__Data for processing__.
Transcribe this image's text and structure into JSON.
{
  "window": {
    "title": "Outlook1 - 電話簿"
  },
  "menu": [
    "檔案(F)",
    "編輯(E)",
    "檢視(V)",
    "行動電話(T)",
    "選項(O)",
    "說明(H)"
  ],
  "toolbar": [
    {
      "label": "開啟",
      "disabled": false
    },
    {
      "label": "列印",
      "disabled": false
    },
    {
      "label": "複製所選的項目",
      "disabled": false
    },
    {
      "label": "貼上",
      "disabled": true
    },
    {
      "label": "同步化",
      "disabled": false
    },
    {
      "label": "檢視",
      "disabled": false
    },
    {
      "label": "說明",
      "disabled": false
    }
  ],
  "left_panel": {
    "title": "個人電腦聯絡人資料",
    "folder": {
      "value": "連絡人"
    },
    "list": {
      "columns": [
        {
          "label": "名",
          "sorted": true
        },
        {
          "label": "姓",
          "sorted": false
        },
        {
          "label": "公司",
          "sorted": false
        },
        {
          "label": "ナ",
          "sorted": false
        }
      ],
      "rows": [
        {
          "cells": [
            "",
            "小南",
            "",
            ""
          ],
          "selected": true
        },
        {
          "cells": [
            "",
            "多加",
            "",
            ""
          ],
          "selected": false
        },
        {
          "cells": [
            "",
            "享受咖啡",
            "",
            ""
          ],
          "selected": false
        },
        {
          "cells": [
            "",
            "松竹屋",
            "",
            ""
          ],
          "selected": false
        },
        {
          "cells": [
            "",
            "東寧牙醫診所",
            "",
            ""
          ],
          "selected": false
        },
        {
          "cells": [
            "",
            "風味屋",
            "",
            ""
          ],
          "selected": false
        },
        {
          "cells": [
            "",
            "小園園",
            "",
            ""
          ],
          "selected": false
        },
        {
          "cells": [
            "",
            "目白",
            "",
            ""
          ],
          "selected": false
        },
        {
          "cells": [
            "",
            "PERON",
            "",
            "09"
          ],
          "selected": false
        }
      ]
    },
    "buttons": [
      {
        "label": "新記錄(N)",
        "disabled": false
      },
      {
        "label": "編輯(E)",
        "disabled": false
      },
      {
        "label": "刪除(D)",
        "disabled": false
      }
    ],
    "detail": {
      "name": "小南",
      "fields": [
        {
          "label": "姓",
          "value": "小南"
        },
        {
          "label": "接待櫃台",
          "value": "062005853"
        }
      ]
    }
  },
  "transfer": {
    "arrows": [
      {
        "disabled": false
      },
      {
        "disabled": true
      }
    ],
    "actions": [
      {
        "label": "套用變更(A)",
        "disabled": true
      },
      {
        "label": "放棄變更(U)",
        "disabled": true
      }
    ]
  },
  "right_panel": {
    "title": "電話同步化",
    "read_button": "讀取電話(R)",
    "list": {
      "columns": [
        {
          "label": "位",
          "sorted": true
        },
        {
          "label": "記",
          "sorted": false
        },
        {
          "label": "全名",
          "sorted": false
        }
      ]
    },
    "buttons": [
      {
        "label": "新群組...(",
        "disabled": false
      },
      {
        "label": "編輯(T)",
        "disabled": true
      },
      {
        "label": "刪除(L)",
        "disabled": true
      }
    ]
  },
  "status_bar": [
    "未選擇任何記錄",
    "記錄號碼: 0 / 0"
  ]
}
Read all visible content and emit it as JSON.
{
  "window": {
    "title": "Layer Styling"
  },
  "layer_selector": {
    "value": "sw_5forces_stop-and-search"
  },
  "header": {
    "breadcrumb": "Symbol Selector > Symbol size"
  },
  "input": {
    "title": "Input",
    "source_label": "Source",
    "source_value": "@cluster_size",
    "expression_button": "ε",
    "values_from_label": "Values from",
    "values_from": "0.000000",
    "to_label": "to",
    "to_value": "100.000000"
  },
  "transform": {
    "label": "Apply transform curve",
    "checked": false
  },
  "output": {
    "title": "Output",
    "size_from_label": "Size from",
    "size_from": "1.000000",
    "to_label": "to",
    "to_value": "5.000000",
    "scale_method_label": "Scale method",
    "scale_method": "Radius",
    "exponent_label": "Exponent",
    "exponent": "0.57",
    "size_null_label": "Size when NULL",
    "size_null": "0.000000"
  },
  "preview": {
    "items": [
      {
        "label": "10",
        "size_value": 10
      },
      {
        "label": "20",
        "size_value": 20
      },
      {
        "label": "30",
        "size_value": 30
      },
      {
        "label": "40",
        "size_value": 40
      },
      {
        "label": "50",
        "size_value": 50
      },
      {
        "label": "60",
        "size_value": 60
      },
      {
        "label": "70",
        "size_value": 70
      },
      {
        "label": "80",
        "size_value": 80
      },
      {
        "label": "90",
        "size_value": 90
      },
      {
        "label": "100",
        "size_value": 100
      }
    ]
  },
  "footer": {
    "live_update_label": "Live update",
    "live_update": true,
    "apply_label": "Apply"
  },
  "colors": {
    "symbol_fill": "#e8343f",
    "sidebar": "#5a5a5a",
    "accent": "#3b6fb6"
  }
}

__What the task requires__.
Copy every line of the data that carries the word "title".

__Answer for this exercise__.
    "title": "Outlook1 - 電話簿"
    "title": "個人電腦聯絡人資料",
    "title": "電話同步化",
    "title": "Layer Styling"
    "title": "Input",
    "title": "Output",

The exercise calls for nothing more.